I believe he made the right choice. Mike took us through Lamar Valley (the Serengeti of North America), Mammoth Hot Springs, and other locations while giving us a detailed description of everything we were seeing. Mike had an encyclopedic knowledge of the park and answered every question thrown at him, including ones I had that sounded silly as they crossed my lips (“Why don’t bears get food poisoning after eating an elk for eight days straight?”). Even a stop at the restrooms was accompanied by a story of how and why the swallows flying by us were building their nest under the building’s overhanging roof.
While it isn’t cost prohibitive, an 8-hour tour will run in the $570-$770 range. It was well worth it for our family in order to have someone else driving who could explain the sights before you, the park’s history, and knew where and when to look for the hard-to-find animals (we spotted bears, a wolf, and a mountain goat with her kid that we likely would have missed without his guidance, and the binoculars and spotting scopes Mike provided). Additionally, Mike provided several excellent recommendations for where to go to maximize our solo trips into the park later in the week based on our individual interests, such as hiking, geysers, and stargazing.
Additionally, Mike was great (and patient) with our grade school-aged kids.

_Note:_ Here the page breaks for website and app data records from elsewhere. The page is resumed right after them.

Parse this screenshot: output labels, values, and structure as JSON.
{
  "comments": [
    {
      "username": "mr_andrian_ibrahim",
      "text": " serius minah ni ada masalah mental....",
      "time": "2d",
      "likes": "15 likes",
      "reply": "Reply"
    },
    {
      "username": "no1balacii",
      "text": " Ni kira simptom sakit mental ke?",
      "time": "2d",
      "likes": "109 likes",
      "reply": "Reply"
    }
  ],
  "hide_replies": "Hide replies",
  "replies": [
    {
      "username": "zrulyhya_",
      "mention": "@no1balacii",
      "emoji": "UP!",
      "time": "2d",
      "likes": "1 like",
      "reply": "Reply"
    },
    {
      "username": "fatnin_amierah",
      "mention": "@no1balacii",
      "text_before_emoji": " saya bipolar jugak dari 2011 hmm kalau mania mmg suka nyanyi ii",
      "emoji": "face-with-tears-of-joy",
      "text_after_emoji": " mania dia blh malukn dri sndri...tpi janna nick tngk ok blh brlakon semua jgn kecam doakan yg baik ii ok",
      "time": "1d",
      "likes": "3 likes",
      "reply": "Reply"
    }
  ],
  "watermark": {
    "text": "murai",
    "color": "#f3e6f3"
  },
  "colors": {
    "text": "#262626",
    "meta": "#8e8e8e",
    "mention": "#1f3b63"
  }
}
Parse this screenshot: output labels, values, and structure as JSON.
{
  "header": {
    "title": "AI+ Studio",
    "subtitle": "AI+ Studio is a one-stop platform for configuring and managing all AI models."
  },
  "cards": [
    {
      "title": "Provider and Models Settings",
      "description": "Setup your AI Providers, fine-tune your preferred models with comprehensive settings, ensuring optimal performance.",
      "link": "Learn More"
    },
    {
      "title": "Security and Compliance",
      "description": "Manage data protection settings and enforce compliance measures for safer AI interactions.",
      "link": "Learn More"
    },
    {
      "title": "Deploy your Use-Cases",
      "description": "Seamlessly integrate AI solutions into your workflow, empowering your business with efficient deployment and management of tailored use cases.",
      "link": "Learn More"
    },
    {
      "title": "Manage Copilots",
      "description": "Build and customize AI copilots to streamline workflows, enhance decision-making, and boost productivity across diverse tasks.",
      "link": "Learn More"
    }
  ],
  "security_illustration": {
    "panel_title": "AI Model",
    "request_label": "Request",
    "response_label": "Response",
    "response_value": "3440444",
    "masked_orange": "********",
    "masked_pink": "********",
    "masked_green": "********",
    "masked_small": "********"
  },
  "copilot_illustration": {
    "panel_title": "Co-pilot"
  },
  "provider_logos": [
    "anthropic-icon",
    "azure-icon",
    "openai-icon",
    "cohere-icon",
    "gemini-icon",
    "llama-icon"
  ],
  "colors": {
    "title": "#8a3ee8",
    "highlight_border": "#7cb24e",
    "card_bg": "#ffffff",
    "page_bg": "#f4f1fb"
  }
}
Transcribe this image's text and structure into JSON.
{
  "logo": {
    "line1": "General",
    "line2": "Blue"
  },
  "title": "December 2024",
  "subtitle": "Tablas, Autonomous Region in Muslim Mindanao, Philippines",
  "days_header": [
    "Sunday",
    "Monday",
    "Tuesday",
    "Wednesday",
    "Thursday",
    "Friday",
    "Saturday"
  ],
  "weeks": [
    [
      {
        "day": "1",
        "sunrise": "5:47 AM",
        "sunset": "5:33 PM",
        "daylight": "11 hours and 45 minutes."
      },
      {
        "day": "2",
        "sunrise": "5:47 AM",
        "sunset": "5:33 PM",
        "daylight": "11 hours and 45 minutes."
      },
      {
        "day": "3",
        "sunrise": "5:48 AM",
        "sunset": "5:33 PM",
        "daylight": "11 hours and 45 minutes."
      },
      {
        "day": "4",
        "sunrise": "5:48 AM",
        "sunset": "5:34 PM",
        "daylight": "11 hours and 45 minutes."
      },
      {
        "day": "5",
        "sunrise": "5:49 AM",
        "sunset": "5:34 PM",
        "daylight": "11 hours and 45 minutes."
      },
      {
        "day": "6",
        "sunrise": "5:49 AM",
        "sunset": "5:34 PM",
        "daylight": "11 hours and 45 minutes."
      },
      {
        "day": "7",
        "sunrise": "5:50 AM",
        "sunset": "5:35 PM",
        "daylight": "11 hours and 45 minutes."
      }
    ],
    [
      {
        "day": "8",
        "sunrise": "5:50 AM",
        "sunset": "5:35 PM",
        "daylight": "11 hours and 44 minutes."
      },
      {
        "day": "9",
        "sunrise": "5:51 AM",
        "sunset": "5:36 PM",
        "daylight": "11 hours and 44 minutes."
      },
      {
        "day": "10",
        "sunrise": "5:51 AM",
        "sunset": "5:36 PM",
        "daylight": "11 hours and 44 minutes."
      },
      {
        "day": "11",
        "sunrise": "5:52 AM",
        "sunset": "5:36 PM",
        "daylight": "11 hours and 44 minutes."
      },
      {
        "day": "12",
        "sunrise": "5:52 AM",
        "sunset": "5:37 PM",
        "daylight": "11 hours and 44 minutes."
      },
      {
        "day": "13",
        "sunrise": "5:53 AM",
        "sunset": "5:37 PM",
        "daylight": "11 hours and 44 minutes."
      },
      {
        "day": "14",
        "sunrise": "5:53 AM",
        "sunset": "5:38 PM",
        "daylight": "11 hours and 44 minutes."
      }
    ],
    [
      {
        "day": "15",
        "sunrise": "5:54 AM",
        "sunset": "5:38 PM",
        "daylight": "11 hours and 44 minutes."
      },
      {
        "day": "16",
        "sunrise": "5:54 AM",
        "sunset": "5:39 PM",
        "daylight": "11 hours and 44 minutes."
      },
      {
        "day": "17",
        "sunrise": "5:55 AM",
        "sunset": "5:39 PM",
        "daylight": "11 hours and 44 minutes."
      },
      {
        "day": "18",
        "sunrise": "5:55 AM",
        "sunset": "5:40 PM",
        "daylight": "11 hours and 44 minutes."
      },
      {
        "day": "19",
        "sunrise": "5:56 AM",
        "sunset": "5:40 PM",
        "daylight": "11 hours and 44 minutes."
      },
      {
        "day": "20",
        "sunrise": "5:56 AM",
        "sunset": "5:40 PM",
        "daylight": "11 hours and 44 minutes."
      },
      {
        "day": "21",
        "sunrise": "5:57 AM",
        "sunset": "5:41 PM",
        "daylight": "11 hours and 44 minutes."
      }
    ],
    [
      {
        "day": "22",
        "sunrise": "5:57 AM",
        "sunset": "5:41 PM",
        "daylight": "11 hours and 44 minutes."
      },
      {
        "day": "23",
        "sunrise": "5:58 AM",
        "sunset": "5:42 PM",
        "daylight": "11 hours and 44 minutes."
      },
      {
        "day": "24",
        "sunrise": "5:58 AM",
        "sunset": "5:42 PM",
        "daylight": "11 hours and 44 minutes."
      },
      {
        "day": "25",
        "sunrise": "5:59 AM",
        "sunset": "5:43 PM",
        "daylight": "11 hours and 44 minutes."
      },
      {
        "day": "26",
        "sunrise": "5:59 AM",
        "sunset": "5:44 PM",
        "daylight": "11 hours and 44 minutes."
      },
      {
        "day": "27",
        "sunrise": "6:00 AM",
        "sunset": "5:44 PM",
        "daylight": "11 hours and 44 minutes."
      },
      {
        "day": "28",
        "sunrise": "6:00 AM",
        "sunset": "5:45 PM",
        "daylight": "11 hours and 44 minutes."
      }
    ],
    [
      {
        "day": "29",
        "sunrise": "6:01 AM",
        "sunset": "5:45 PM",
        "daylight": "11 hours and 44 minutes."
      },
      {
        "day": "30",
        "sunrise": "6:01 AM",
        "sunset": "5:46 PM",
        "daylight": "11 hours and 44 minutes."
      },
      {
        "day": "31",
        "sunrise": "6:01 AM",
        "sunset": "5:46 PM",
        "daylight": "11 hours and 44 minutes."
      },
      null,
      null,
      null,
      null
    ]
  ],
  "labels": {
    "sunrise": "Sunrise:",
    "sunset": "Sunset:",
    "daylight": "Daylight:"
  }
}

After our vacation was over, when asked what they liked the most, each of them said the nature tour with Yellowstone Wonders.
If you are planning your trip to “America’s First and Best National Park”, check out www.yellowstonewonders.com to get on their calendar, it will be a park experience you won’t forget!
About the Author: Henry Wilson is an avid runner and founder of Coyote Chase Running Company. Join the Coyote Chase Running Company’s FB Group for running tips and motivation.
BY: JENNIFER CROSSON
BY: JENNIFER CROSSON
30211 Avenida de las Banderas , Rancho Santa Margarita, California 92688